→ Action item: Count the lines in the data below that include the word "this", then state the total and nothing besides.
----
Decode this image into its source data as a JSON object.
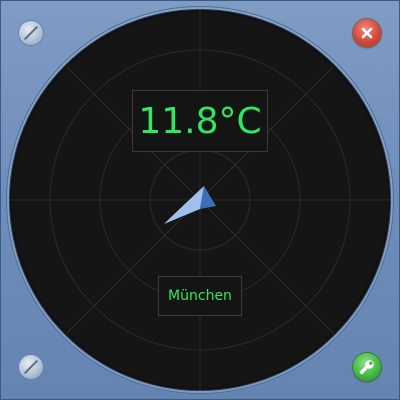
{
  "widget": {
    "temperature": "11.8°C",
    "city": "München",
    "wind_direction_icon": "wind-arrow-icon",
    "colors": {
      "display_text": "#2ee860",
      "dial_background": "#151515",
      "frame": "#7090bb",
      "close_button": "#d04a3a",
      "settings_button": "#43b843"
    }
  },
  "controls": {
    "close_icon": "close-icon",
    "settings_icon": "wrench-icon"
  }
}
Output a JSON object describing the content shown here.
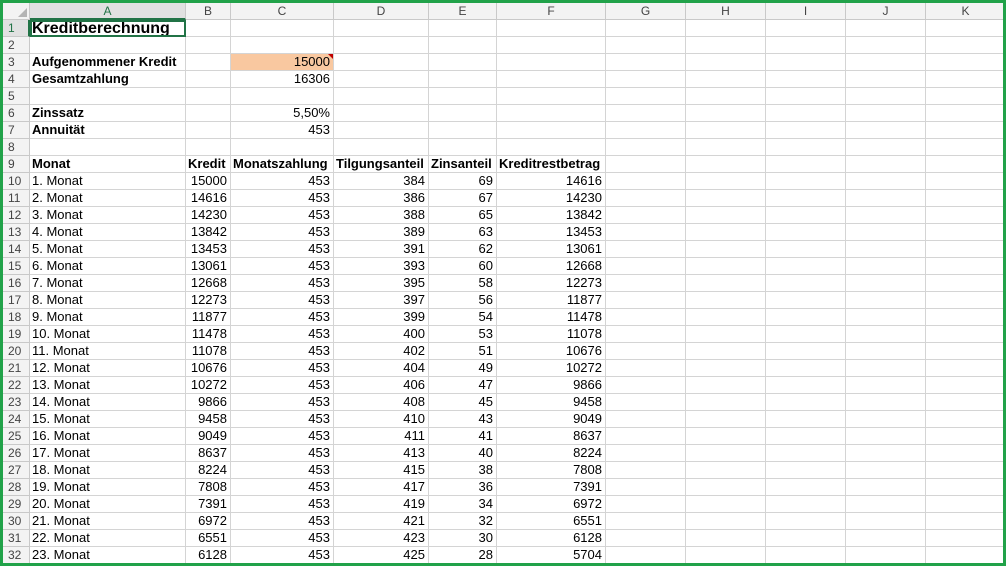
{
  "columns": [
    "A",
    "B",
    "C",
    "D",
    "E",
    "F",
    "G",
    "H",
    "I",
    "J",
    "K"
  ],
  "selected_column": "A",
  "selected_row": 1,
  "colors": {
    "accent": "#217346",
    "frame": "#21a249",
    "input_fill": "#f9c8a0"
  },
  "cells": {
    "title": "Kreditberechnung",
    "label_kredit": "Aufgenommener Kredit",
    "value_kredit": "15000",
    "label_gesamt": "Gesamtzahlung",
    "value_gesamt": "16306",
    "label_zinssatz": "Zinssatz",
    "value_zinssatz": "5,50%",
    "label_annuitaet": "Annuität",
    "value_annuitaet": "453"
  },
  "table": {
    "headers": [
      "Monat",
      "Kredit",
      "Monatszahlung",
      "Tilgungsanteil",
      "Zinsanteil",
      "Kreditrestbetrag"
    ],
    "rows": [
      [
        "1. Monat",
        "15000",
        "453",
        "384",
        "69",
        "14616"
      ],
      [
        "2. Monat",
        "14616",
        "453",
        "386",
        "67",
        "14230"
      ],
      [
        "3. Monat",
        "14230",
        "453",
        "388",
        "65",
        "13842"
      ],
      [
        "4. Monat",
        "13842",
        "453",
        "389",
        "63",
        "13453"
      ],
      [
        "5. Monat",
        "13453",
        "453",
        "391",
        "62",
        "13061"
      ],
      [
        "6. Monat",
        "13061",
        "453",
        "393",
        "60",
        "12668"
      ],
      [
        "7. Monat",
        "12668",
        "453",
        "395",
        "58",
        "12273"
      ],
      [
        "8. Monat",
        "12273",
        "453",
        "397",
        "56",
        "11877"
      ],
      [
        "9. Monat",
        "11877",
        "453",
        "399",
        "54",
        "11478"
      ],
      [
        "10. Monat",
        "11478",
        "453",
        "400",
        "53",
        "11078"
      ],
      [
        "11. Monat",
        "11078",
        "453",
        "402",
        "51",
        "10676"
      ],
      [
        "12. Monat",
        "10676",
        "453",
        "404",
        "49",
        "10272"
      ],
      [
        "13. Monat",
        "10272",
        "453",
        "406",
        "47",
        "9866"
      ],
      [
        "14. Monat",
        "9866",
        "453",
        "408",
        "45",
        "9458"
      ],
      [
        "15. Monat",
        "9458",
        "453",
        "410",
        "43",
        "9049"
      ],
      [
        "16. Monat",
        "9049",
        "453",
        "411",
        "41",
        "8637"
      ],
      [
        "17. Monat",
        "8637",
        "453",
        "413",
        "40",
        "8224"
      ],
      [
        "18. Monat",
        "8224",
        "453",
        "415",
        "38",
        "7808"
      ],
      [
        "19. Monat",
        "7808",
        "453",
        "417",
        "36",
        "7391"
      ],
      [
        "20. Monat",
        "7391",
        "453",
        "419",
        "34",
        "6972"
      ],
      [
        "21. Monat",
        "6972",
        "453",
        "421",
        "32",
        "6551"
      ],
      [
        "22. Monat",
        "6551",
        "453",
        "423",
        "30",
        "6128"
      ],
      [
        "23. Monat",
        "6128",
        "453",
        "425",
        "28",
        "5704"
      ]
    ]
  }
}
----
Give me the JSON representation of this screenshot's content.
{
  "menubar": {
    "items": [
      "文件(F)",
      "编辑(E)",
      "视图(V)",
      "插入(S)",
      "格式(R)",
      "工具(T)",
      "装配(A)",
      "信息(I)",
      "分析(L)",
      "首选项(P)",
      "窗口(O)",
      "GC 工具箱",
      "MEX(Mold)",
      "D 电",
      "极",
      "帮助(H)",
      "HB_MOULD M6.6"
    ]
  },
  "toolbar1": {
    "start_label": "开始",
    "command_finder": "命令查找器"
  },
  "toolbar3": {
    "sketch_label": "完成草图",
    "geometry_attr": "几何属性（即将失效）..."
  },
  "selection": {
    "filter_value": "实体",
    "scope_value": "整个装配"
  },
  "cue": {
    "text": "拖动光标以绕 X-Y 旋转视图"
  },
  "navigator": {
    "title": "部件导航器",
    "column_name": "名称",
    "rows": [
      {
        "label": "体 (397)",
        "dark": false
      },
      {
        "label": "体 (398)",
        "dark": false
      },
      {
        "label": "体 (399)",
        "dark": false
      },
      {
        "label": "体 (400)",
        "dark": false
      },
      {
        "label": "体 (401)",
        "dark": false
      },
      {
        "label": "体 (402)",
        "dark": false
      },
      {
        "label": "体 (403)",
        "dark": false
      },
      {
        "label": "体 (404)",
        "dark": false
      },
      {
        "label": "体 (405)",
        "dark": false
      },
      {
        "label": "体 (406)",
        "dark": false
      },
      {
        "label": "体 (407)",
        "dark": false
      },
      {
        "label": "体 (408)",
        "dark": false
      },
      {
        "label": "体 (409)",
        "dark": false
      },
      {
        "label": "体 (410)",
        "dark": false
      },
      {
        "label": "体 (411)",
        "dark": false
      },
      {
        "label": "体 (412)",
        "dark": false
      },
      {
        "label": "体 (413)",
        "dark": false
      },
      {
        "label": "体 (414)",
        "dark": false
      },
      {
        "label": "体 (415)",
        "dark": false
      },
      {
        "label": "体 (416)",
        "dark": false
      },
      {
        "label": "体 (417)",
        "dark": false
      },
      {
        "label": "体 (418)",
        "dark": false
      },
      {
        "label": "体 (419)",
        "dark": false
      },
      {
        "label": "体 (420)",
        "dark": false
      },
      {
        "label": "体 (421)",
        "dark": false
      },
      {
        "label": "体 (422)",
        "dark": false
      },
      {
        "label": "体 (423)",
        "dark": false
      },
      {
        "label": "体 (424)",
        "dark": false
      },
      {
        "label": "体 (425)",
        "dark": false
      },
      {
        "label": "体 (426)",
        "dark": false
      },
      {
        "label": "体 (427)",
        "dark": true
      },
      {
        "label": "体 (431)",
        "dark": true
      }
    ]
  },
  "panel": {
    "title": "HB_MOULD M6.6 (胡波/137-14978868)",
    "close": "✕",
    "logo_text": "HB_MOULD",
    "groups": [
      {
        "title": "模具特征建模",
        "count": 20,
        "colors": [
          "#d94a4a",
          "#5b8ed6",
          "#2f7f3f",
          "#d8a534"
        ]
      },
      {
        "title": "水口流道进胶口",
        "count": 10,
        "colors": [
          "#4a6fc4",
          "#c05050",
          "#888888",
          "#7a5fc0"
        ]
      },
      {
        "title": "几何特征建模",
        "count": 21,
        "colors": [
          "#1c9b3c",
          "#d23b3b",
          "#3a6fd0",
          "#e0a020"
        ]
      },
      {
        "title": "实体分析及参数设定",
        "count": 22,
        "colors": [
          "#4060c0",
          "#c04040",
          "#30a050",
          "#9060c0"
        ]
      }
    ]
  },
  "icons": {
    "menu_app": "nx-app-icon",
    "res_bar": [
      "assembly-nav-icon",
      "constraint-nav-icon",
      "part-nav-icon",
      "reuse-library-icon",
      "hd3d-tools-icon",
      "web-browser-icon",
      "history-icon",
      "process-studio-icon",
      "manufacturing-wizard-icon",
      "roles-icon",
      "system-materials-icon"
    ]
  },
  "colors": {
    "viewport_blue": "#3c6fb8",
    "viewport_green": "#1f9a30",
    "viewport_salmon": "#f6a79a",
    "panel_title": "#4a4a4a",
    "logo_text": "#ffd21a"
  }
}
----
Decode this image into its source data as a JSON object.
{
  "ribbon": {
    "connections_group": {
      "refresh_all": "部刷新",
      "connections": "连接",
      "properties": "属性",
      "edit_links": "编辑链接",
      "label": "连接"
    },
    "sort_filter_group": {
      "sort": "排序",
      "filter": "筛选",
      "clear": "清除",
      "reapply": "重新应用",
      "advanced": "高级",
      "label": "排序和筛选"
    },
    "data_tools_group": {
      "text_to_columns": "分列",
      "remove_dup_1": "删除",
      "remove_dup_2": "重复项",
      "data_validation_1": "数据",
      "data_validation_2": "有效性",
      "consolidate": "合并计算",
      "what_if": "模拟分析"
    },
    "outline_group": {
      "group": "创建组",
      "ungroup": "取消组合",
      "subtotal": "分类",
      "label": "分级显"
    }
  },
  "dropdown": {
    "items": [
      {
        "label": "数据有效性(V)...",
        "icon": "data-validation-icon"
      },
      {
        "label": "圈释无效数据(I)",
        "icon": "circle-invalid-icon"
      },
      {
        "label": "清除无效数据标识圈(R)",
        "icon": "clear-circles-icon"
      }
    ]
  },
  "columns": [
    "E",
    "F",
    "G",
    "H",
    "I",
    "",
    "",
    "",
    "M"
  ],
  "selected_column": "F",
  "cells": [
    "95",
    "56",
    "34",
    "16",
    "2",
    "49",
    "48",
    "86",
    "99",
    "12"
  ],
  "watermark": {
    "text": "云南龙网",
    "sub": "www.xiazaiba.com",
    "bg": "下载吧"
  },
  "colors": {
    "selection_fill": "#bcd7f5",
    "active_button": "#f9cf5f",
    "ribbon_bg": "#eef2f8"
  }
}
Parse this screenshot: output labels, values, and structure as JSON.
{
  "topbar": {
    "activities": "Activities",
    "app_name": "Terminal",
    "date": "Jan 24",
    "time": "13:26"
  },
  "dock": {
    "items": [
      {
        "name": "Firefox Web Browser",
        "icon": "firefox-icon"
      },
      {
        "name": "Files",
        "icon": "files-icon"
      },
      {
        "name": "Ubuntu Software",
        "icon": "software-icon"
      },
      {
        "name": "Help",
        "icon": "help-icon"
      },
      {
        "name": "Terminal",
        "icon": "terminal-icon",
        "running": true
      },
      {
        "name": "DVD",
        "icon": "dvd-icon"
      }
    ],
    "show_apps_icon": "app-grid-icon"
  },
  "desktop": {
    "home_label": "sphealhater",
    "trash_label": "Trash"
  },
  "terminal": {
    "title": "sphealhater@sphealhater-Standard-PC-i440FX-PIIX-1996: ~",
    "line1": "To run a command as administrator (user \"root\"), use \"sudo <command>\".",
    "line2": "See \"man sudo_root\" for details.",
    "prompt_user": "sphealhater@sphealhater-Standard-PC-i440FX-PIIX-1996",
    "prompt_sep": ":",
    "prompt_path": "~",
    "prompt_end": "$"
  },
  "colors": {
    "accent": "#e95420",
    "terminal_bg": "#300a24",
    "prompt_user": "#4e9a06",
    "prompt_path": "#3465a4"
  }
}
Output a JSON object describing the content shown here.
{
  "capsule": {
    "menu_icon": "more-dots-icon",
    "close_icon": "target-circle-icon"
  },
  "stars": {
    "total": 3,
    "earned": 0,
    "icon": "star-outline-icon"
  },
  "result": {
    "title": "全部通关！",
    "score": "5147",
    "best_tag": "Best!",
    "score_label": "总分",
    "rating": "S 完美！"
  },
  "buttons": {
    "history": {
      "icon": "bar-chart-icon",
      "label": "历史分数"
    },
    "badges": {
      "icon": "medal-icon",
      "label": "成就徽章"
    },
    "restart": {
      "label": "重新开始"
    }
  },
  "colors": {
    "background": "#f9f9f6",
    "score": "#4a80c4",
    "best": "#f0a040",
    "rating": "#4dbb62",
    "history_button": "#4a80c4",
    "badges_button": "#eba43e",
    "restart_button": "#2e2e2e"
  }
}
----
→ Solution: 4